- **Prompt**: Collect all lines from the listing that include the string "JSON".
[[ Dataset entries, beginning ]]
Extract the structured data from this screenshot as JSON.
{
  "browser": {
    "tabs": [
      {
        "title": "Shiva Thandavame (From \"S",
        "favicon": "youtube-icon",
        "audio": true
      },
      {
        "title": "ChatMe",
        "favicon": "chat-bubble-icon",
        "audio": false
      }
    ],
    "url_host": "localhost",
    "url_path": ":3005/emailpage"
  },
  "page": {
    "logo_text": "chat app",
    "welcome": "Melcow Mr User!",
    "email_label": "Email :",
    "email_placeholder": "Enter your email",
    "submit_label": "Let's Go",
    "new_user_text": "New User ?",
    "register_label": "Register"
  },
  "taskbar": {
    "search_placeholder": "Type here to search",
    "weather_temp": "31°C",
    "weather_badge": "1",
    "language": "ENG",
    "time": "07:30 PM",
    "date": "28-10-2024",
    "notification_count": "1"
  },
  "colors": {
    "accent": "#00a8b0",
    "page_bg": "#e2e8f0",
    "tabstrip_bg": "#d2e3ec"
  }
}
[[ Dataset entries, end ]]
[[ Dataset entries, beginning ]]
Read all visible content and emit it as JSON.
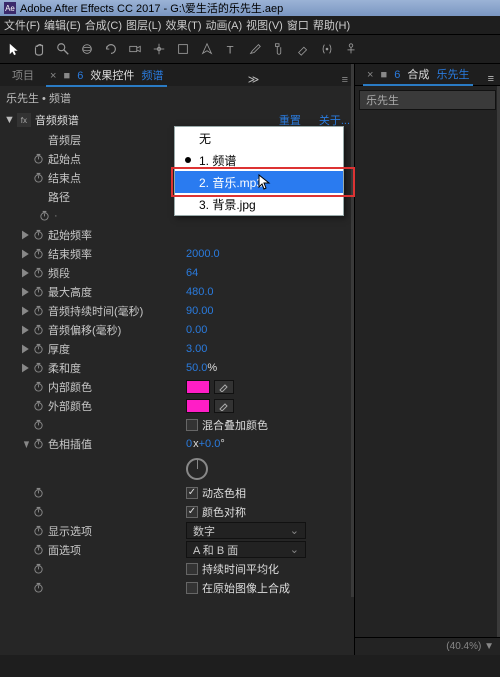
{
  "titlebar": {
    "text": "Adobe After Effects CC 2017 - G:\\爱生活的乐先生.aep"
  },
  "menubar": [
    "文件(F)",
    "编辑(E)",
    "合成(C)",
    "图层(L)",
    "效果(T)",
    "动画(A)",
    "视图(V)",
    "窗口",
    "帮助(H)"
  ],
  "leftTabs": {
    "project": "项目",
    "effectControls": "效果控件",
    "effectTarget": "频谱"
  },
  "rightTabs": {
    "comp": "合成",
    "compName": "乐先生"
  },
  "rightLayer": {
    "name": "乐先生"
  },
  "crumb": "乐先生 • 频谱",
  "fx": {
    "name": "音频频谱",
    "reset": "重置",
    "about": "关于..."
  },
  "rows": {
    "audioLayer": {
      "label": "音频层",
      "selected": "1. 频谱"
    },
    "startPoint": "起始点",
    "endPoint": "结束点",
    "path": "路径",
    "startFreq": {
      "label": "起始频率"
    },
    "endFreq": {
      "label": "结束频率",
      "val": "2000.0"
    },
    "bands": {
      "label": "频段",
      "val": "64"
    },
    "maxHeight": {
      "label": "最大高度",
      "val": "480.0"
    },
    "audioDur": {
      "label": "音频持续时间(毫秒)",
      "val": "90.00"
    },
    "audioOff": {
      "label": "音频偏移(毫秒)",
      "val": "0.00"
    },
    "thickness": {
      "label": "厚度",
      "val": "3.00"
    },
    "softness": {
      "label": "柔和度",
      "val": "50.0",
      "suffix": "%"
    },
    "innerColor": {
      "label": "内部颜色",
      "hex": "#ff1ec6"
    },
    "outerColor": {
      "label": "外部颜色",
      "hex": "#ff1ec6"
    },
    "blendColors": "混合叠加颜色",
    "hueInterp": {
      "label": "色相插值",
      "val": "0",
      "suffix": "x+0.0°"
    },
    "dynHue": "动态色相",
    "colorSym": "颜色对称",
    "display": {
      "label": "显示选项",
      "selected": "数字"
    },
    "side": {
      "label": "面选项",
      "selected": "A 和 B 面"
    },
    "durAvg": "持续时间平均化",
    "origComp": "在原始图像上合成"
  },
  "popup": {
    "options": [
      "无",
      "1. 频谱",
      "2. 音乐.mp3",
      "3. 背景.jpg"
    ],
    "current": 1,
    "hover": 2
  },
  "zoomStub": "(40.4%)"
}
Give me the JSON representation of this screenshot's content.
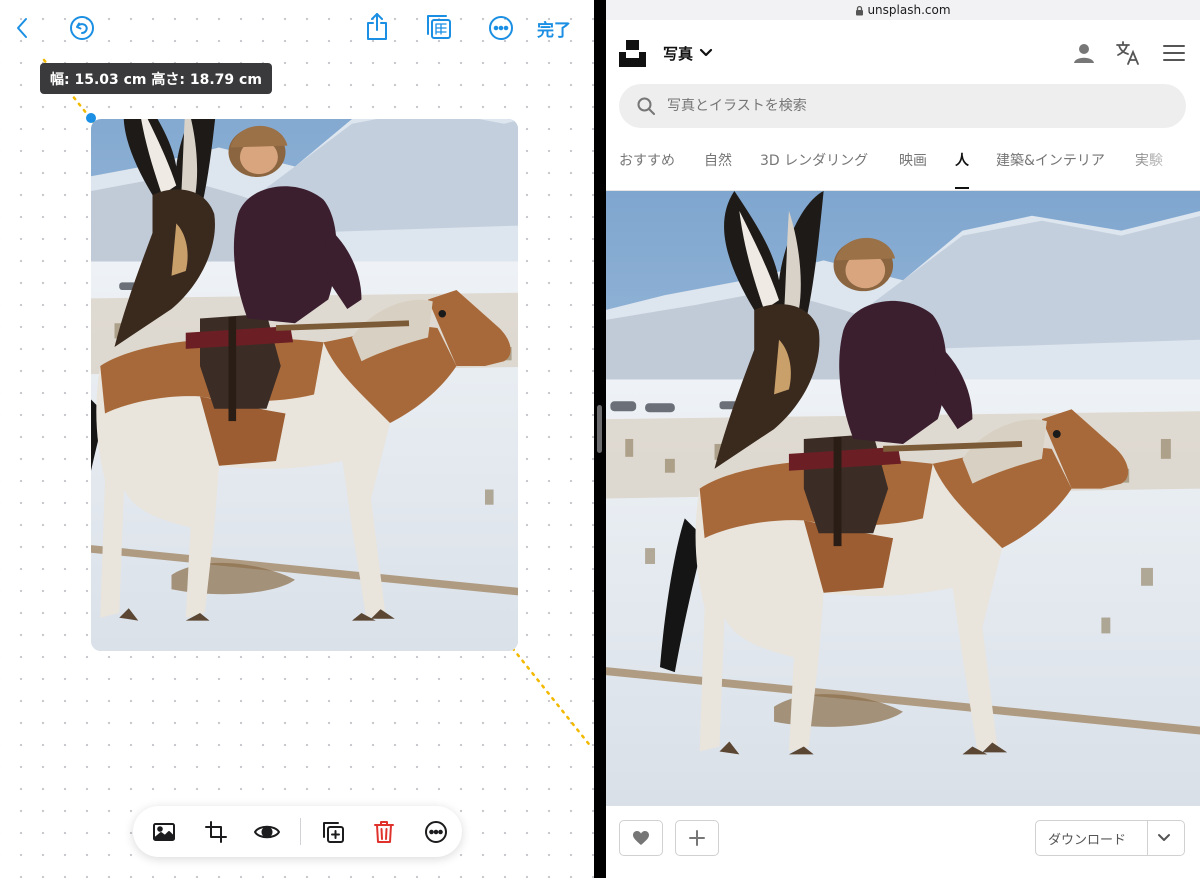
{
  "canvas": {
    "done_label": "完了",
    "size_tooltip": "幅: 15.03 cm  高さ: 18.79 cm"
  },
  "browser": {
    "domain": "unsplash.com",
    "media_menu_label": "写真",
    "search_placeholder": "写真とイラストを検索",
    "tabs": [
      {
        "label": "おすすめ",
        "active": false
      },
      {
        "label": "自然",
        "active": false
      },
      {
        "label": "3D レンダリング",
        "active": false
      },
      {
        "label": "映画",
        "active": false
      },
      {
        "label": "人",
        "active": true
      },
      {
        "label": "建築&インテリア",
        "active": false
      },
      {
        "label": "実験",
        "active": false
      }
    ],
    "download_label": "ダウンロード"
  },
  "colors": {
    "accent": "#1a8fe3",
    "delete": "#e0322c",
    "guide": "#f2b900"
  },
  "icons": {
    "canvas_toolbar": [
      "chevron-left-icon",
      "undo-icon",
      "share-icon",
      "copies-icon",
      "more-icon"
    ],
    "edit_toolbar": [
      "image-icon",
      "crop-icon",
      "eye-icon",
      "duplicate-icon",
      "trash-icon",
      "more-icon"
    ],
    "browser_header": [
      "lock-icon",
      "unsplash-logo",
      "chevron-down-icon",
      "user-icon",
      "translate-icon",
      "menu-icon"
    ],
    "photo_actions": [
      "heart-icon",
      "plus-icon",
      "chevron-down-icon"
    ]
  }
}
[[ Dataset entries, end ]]
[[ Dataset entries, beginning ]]
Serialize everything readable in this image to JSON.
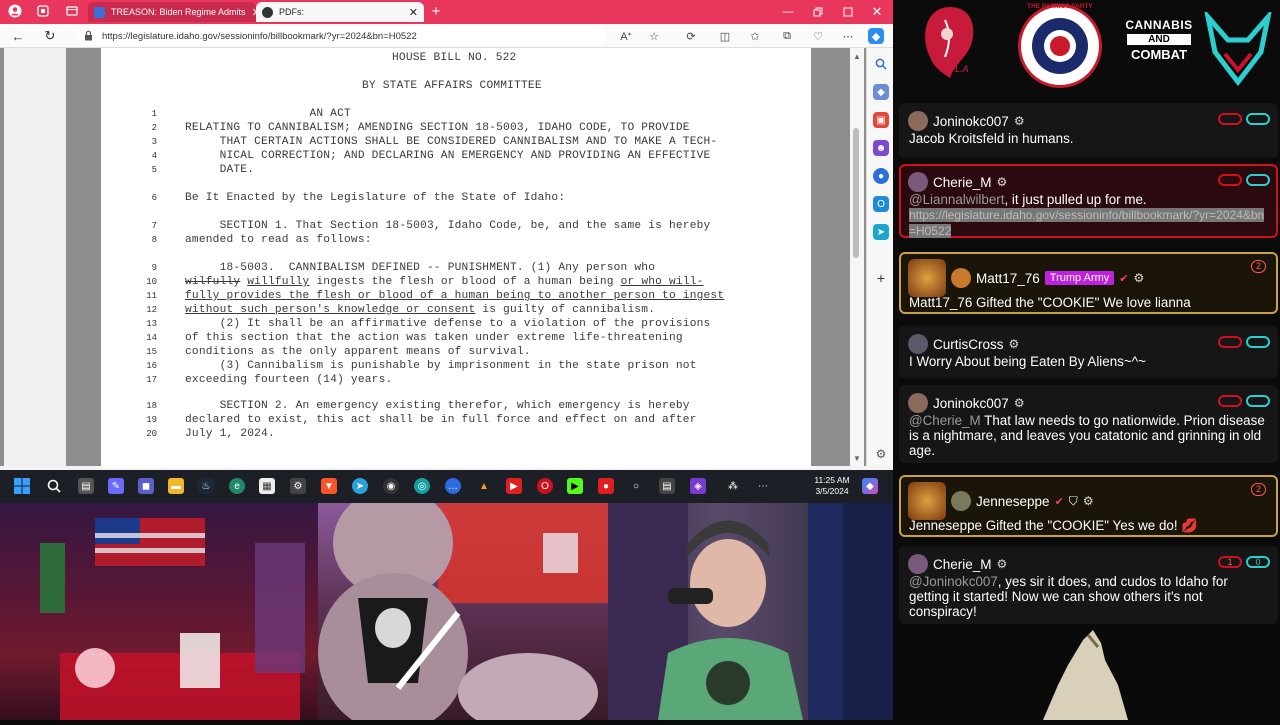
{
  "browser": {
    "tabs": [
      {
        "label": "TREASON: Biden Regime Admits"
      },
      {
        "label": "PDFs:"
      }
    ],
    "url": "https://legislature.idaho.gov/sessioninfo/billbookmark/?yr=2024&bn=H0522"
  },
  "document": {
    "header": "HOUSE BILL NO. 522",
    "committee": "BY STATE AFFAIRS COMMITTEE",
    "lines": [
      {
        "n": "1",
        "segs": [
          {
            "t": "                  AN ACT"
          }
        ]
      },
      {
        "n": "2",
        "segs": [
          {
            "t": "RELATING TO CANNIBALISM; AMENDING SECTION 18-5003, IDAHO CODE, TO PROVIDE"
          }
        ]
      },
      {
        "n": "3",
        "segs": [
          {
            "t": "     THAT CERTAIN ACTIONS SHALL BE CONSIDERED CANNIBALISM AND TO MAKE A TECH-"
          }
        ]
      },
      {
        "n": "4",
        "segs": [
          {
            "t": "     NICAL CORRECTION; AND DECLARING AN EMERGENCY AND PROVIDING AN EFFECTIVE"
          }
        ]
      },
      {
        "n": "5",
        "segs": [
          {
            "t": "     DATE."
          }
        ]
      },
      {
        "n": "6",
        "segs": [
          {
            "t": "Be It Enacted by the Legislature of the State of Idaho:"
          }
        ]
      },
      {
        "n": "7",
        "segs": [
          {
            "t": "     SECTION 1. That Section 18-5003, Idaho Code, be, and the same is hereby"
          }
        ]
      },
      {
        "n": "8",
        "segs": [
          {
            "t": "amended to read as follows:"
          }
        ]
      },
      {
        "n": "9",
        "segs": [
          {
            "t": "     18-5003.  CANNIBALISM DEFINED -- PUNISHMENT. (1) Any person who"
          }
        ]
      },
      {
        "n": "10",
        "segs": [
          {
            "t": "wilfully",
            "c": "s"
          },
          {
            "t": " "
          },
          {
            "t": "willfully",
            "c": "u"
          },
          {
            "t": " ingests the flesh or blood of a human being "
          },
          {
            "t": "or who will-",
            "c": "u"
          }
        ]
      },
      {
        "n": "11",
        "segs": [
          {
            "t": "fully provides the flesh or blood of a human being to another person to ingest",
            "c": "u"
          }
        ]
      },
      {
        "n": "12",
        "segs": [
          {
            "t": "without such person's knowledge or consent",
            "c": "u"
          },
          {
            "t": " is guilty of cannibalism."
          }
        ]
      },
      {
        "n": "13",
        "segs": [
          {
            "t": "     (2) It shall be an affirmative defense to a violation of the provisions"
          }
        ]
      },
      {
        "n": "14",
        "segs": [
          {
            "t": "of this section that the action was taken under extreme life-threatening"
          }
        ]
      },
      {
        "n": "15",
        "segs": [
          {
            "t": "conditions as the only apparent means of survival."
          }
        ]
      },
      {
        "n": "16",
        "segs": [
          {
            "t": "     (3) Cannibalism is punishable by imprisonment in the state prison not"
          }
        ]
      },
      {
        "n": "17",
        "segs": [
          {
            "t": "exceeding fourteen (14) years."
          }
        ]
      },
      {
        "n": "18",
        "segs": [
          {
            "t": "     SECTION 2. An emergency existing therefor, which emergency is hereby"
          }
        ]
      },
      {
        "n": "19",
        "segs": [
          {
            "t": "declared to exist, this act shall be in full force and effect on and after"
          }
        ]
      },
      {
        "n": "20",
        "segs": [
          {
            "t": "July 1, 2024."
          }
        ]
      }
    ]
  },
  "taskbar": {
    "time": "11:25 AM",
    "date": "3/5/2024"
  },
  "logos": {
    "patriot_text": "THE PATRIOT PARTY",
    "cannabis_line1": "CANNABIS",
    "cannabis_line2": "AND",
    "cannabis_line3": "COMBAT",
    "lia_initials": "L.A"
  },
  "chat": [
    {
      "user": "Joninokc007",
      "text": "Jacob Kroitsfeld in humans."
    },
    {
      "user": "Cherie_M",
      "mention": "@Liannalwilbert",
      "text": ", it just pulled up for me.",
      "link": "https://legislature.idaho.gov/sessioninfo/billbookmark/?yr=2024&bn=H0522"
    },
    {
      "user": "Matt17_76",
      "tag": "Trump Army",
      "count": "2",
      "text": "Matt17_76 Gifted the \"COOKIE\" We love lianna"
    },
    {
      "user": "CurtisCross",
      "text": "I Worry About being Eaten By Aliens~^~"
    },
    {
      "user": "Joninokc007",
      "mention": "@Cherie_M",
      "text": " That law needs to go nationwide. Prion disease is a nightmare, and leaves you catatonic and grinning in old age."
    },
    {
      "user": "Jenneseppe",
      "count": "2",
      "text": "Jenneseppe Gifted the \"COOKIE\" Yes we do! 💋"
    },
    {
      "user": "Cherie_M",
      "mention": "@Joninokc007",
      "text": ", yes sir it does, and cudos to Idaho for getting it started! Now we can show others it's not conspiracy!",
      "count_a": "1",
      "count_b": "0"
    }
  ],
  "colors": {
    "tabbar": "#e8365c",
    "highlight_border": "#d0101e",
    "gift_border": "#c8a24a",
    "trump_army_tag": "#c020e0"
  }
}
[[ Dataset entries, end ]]
- **Exercise answer**:
Extract the structured data from this screenshot as JSON.
Read all visible content and emit it as JSON.
Give me the JSON representation of this screenshot's content.
Serialize everything readable in this image to JSON.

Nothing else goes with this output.